The CBDCs have been criticized for presenting a significant risk to financial freedom, while offering no unique benefits to consumers.
Nigeria’s cash crisis has led to a string of protests against the country’s central bank digital currency (CBDC) and a call to restore paper money. The government’s attempt to push Nigerians towards a cashless economy by implementing CBDCs has been met with resistance.
Apparently, Nigerians are not too thrilled about the idea of going completely cashless and want their paper money back. Who can blame them? I mean, there’s something about the crisp, tangible feeling of cold, hard cash in your hands that just can’t be replaced by electronic transfers or digital wallets.
The country’s experience with the CBDC is a cautionary tale, indicating that the average citizen understands the substantial risk to financial freedom while receiving no unique benefit from the CBDC. Nicholas Anthony, a policy analyst in the Cato Institute’s Center for Monetary and Financial Alternatives, puts it perfectly: “CBDCs may be popular among central bankers, but money is ultimately a tool for the people.”

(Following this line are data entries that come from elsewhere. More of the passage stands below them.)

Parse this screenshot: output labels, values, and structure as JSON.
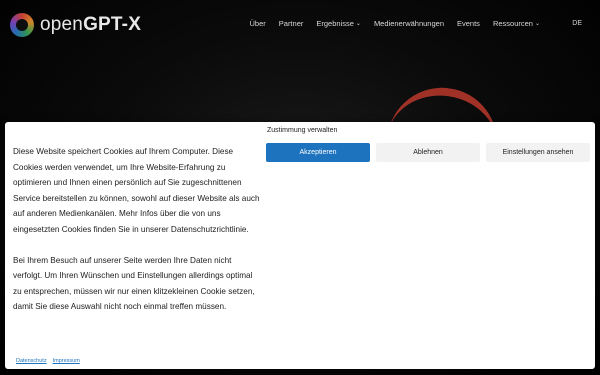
{
  "header": {
    "logo": {
      "prefix": "open",
      "suffix": "GPT-X"
    },
    "nav": [
      {
        "label": "Über",
        "has_dropdown": false
      },
      {
        "label": "Partner",
        "has_dropdown": false
      },
      {
        "label": "Ergebnisse",
        "has_dropdown": true
      },
      {
        "label": "Medienerwähnungen",
        "has_dropdown": false
      },
      {
        "label": "Events",
        "has_dropdown": false
      },
      {
        "label": "Ressourcen",
        "has_dropdown": true
      }
    ],
    "language": "DE"
  },
  "cookie_banner": {
    "title": "Zustimmung verwalten",
    "paragraphs": [
      "Diese Website speichert Cookies auf Ihrem Computer. Diese Cookies werden verwendet, um Ihre Website-Erfahrung zu optimieren und Ihnen einen persönlich auf Sie zugeschnittenen Service bereitstellen zu können, sowohl auf dieser Website als auch auf anderen Medienkanälen. Mehr Infos über die von uns eingesetzten Cookies finden Sie in unserer Datenschutzrichtlinie.",
      "Bei Ihrem Besuch auf unserer Seite werden Ihre Daten nicht verfolgt. Um Ihren Wünschen und Einstellungen allerdings optimal zu entsprechen, müssen wir nur einen klitzekleinen Cookie setzen, damit Sie diese Auswahl nicht noch einmal treffen müssen."
    ],
    "buttons": {
      "accept": "Akzeptieren",
      "decline": "Ablehnen",
      "settings": "Einstellungen ansehen"
    },
    "links": {
      "privacy": "Datenschutz",
      "imprint": "Impressum"
    }
  },
  "colors": {
    "accent": "#1e73be",
    "background": "#000000",
    "banner": "#ffffff"
  },
  "icons": {
    "dropdown": "chevron-down-icon",
    "logo": "opengptx-logo-icon"
  }
}
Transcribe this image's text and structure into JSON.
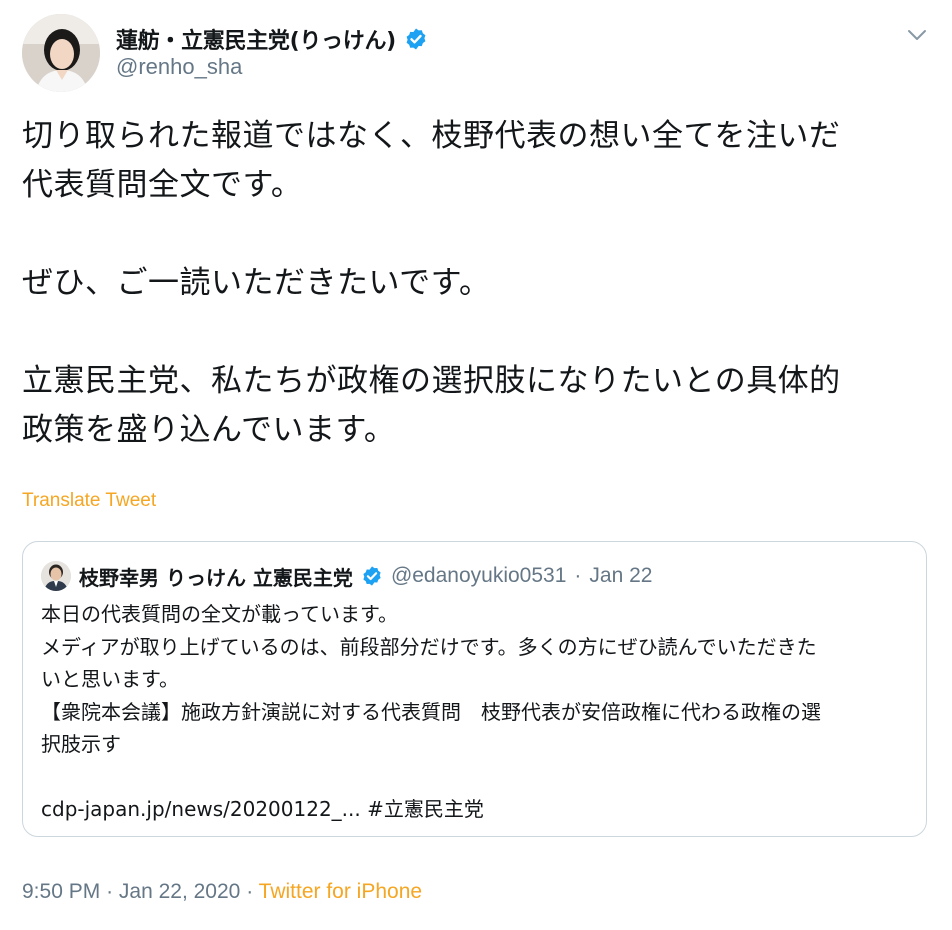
{
  "author": {
    "display_name": "蓮舫・立憲民主党(りっけん)",
    "handle": "@renho_sha",
    "verified_icon": "verified-badge-icon"
  },
  "tweet": {
    "text": "切り取られた報道ではなく、枝野代表の想い全てを注いだ\n代表質問全文です。\n\nぜひ、ご一読いただきたいです。\n\n立憲民主党、私たちが政権の選択肢になりたいとの具体的\n政策を盛り込んでいます。",
    "translate_label": "Translate Tweet"
  },
  "quoted_tweet": {
    "display_name": "枝野幸男 りっけん 立憲民主党",
    "handle": "@edanoyukio0531",
    "separator": "·",
    "date": "Jan 22",
    "text": "本日の代表質問の全文が載っています。\nメディアが取り上げているのは、前段部分だけです。多くの方にぜひ読んでいただきた\nいと思います。\n【衆院本会議】施政方針演説に対する代表質問　枝野代表が安倍政権に代わる政権の選\n択肢示す\n\ncdp-japan.jp/news/20200122_... #立憲民主党"
  },
  "meta": {
    "time": "9:50 PM",
    "separator": "·",
    "date": "Jan 22, 2020",
    "source": "Twitter for iPhone"
  },
  "colors": {
    "link_accent": "#f5a623",
    "verified_blue": "#1da1f2",
    "secondary_text": "#657786",
    "border": "#ccd6dd"
  }
}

But why are people so hesitant to embrace this technological advancement? Well, for one, they’re concerned about the risks to financial privacy, financial freedom, and the stability of the banking system. When the U.S. Federal Reserve solicited comments on CBDCs, more than two-thirds of the commenters shared these concerns.
Let’s be real, CBDCs aren’t adding anything novel to the market in terms of benefits for consumers. Digital currencies are already widely available through debit cards, payment apps, and even prepaid cards. The low adoption rate in Nigeria, where less than 0.5% of Nigerians have used the CBDC, further supports this point. To put that number into perspective, more than 50% of Nigerians have used cryptocurrencies. Yes, you read that right – cryptocurrencies!
The Nigerian government has tried to spur adoption through various measures, but none have proven effective. It first removed access restrictions in August 2022, making bank accounts no longer required to use the CBDC. In October, it offered discounts if people used the CBDC to pay for cabs.
Unfortunately, Nigerians still preferred the cold hard cash, so the government took more drastic measures and restricted cash withdrawals to 100,000 naira ($225) per week for individuals and 500,000 naira ($1,123) for businesses in December.
To make matters worse, the Nigerian government decided to redesign the currency during this time, making it even more difficult for citizens to access their hard-earned cash. It’s a “move aimed at restoring the control of the Central Bank of Nigeria (CBN) over currency in circulation” and to “further deepen the push to [a] cashless economy,” according to a CBN press release. But, as the saying goes, you can’t legislate a change in behavior.
The Nigerian government thought it had set the stage for the CBDC to finally shine with the cash restrictions in place. However, it didn’t work. Nigerians took to social media to share their struggles with the cash restrictions, and rather than turning to the CBDC, they took to the streets to protest.
The Nigerian CBDC’s creators lauded the currency limits as a clever marketing strategy and predicted that other nations would follow suit. But in reality, Nigeria should serve as an eye opener for other countries trying to establish CBDCs.
Adapted from Coindesk